“The US has enough power to get money, but not enough – to establish peace (in Syria),” Hollande told L'Obs magazine on Wednesday.
In his interview, the French leader slammed Washington for imposing multibillion dollar fines on major European companies, while, at the same time, shielding American firms.
As for the situation in Syria, Hollande said that he doesn’t expect any decisive actions from the US until the end of the year because US President Barack Obama, who promised not to engage US in new conflicts abroad, will soon be leaving office.
The French leader promised that France will “not abandon Aleppo” after Russia vetoed its UN Security Council resolution proposing a ‘no fly zone’ over the strategic city, which remains split between government forces and the militants.
“The first condition is that the bombing stops,” he said, adding that Paris will keep pressing for the ceasefire to be reached “in the coming days” to allow humanitarian aid deliveries to Aleppo and the beginning of talks between the interested parties.
Hollande also expressed regret that Russia’s proposal to destroy Syrian chemical weapons averted airstrikes against the government of President Bashar Assad three years ago.
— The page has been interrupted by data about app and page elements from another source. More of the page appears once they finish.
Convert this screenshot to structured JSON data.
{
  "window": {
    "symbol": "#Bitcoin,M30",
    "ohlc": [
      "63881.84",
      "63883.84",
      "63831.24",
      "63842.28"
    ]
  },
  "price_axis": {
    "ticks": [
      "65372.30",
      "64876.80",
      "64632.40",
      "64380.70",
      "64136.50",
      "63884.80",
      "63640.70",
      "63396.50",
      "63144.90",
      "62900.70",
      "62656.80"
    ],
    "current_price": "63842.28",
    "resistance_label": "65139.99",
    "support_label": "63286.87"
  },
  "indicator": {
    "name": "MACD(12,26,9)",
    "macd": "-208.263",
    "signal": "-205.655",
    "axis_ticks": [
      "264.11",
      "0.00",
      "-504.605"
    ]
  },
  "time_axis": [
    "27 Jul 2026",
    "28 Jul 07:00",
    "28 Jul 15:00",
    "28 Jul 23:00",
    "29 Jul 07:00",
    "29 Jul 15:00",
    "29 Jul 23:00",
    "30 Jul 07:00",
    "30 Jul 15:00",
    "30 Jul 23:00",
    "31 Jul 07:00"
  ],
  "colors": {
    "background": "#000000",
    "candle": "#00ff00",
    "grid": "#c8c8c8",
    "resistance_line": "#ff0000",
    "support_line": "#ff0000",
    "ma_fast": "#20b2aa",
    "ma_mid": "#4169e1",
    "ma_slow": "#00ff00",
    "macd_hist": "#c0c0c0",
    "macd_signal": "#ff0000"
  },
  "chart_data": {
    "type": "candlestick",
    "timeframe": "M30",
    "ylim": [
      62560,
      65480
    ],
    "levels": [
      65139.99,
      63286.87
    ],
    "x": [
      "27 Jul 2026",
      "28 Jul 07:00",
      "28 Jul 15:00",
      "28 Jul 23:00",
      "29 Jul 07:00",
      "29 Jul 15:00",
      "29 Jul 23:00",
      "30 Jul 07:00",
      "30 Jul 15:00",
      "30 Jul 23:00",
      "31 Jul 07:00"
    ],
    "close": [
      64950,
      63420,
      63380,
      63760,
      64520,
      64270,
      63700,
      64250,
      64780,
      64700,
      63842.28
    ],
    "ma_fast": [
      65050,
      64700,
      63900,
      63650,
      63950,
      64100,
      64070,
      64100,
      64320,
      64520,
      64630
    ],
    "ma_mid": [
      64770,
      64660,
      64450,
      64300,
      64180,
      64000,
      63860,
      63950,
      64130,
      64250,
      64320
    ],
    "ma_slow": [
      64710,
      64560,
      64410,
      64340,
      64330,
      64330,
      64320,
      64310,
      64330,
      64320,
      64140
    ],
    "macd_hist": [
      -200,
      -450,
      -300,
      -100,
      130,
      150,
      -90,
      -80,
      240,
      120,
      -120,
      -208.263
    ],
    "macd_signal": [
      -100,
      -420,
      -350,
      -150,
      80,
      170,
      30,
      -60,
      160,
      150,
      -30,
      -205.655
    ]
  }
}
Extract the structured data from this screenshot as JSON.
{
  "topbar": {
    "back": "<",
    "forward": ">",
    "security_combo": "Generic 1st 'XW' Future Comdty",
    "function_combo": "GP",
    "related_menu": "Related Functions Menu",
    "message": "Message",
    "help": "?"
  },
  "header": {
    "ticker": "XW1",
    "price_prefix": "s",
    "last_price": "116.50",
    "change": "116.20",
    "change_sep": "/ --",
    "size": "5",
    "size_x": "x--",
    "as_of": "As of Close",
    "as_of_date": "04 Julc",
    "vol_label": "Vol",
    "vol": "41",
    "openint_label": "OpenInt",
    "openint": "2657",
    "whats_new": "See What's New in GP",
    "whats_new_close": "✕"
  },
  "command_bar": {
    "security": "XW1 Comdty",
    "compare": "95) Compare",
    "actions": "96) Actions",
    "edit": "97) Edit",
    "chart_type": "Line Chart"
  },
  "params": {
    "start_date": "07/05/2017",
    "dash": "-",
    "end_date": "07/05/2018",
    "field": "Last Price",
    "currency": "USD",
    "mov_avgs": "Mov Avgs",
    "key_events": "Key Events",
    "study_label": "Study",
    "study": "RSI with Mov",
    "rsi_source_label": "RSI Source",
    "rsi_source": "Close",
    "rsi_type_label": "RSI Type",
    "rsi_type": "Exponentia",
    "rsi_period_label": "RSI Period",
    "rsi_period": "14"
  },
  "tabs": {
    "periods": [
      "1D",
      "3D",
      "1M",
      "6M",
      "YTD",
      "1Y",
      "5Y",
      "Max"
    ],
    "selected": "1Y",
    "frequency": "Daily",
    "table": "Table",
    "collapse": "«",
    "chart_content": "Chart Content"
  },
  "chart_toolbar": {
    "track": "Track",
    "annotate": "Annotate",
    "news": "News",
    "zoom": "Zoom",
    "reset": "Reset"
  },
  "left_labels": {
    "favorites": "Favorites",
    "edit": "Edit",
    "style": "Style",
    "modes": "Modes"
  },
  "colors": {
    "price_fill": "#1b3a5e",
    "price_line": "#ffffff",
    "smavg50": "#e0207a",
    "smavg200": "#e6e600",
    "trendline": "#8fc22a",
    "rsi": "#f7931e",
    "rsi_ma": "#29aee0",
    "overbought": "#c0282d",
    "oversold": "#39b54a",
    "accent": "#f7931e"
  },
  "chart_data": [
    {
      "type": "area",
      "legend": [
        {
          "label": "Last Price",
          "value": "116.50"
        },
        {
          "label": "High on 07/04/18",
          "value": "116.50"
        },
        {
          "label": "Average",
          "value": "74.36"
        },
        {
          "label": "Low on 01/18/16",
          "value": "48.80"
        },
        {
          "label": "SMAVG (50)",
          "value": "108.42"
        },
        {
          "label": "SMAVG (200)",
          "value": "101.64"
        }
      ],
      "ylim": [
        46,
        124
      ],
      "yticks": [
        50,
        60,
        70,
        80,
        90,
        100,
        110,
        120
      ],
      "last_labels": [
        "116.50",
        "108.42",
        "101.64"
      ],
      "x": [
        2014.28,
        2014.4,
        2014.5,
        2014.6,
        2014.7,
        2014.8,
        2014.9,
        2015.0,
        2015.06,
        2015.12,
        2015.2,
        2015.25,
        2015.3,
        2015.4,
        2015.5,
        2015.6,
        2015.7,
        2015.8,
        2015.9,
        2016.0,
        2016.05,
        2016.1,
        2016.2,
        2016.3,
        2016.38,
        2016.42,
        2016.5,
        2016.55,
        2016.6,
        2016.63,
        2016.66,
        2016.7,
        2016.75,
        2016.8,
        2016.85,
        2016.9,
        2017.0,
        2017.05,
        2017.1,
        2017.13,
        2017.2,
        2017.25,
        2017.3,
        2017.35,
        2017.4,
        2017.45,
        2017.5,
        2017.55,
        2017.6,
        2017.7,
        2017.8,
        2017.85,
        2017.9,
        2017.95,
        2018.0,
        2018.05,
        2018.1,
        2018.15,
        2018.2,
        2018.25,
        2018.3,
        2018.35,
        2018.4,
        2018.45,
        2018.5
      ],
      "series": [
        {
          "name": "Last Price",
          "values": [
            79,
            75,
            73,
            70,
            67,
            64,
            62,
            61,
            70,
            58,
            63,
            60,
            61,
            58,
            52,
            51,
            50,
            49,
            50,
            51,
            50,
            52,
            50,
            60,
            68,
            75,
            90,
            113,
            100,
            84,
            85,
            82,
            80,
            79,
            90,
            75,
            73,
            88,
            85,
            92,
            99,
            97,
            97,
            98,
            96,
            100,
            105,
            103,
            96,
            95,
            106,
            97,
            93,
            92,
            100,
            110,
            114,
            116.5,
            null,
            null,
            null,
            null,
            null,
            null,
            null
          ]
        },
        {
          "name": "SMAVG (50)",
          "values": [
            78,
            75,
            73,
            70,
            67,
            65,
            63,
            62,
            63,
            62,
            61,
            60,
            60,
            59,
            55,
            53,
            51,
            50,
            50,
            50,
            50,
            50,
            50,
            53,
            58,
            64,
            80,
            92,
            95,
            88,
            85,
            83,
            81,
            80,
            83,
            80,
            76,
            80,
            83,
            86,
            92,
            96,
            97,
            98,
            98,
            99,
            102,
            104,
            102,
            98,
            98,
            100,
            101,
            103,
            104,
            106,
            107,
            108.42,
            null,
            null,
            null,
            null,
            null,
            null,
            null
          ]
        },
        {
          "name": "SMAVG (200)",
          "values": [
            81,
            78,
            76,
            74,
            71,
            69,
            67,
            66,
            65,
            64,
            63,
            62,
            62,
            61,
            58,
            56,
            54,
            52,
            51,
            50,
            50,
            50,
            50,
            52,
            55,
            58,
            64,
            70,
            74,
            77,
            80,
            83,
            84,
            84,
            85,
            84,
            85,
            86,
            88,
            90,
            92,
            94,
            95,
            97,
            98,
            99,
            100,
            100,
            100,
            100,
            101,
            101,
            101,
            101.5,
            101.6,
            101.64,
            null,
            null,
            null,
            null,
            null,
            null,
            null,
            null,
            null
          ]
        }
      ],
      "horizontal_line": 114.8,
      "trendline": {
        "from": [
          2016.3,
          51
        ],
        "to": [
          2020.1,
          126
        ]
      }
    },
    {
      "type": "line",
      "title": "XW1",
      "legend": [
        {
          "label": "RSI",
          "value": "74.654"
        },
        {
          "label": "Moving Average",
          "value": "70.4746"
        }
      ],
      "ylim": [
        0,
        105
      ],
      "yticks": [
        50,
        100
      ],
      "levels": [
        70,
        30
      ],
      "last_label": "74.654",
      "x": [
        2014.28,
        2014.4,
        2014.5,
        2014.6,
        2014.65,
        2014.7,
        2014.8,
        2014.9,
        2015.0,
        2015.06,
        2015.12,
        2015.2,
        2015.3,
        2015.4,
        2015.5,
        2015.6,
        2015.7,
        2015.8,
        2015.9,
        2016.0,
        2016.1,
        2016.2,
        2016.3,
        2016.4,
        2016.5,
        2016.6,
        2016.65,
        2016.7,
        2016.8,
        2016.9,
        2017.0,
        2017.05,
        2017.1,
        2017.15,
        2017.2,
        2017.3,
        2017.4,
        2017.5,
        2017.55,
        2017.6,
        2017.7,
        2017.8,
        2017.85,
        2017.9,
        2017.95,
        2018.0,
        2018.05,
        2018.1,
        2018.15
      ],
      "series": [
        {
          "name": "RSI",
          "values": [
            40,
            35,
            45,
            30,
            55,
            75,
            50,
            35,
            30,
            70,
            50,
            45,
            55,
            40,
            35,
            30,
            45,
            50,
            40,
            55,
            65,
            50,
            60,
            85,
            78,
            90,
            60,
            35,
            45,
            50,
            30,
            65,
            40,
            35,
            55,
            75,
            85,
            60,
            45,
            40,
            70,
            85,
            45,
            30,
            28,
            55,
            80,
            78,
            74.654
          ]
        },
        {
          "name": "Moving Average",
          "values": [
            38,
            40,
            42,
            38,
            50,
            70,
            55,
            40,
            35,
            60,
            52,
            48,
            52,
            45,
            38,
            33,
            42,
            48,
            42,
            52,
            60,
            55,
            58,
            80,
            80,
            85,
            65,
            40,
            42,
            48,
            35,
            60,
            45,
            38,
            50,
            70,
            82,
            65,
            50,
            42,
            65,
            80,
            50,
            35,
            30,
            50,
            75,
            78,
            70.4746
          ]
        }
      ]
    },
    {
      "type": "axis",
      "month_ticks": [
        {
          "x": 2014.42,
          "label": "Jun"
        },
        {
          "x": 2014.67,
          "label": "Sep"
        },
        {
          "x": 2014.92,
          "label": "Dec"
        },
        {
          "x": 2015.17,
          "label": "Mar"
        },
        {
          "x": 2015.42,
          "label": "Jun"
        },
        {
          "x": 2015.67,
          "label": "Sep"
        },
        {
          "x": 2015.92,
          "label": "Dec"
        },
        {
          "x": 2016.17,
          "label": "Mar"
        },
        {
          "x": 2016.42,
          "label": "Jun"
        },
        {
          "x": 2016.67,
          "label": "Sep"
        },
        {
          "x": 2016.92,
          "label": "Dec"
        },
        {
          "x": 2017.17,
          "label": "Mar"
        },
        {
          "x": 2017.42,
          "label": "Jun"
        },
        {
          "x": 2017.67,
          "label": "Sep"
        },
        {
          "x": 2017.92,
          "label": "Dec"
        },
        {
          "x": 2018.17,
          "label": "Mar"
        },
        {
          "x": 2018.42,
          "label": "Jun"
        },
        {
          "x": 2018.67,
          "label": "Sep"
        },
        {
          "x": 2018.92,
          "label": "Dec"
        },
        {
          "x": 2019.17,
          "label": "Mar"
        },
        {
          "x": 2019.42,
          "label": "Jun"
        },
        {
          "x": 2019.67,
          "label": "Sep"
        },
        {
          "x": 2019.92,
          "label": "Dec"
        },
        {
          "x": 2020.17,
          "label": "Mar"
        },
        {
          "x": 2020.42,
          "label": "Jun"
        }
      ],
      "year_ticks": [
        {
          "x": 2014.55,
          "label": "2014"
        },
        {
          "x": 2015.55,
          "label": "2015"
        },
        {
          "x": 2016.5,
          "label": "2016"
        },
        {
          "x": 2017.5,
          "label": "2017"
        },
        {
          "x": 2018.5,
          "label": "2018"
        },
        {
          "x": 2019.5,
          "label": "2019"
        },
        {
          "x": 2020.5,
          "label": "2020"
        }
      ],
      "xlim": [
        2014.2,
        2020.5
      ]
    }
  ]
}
“August 2013 will remain a key date in the history of this conflict. France was ready to hit the Syrian regime, which had crossed a red line,” he said.
But “another route” that was taken by the international community which laid the foundation for the current state of things in the country,” the French leader said.
Assad sensed the weakness of the West and asked for military assistance from Moscow, while Islamic State (IS, formerly ISIS/ISIL) reduced the numbers of moderate opposition, he explained.
“Aleppo today is a challenge for the international community. It’s either honor or shame,” he concluded.
On Wednesday, Russian Foreign Minister Sergey Lavrov said that he believes a peaceful resolution to the situation in Aleppo is still possible. Speaking to CNN's Christiane Amanpour he said that Russia still “strongly supports the initiative by [UN Special Representative for Syria] Staffan de Mistura, who proposed that Al Nusra fighters should be [allowed] to leave eastern Aleppo with the weapons ‘in dignity’” along with the moderate rebels that want to “stay with them.” Rebels who want to stay in Aleppo, meanwhile, should join in with the cessation of hostilities, he said.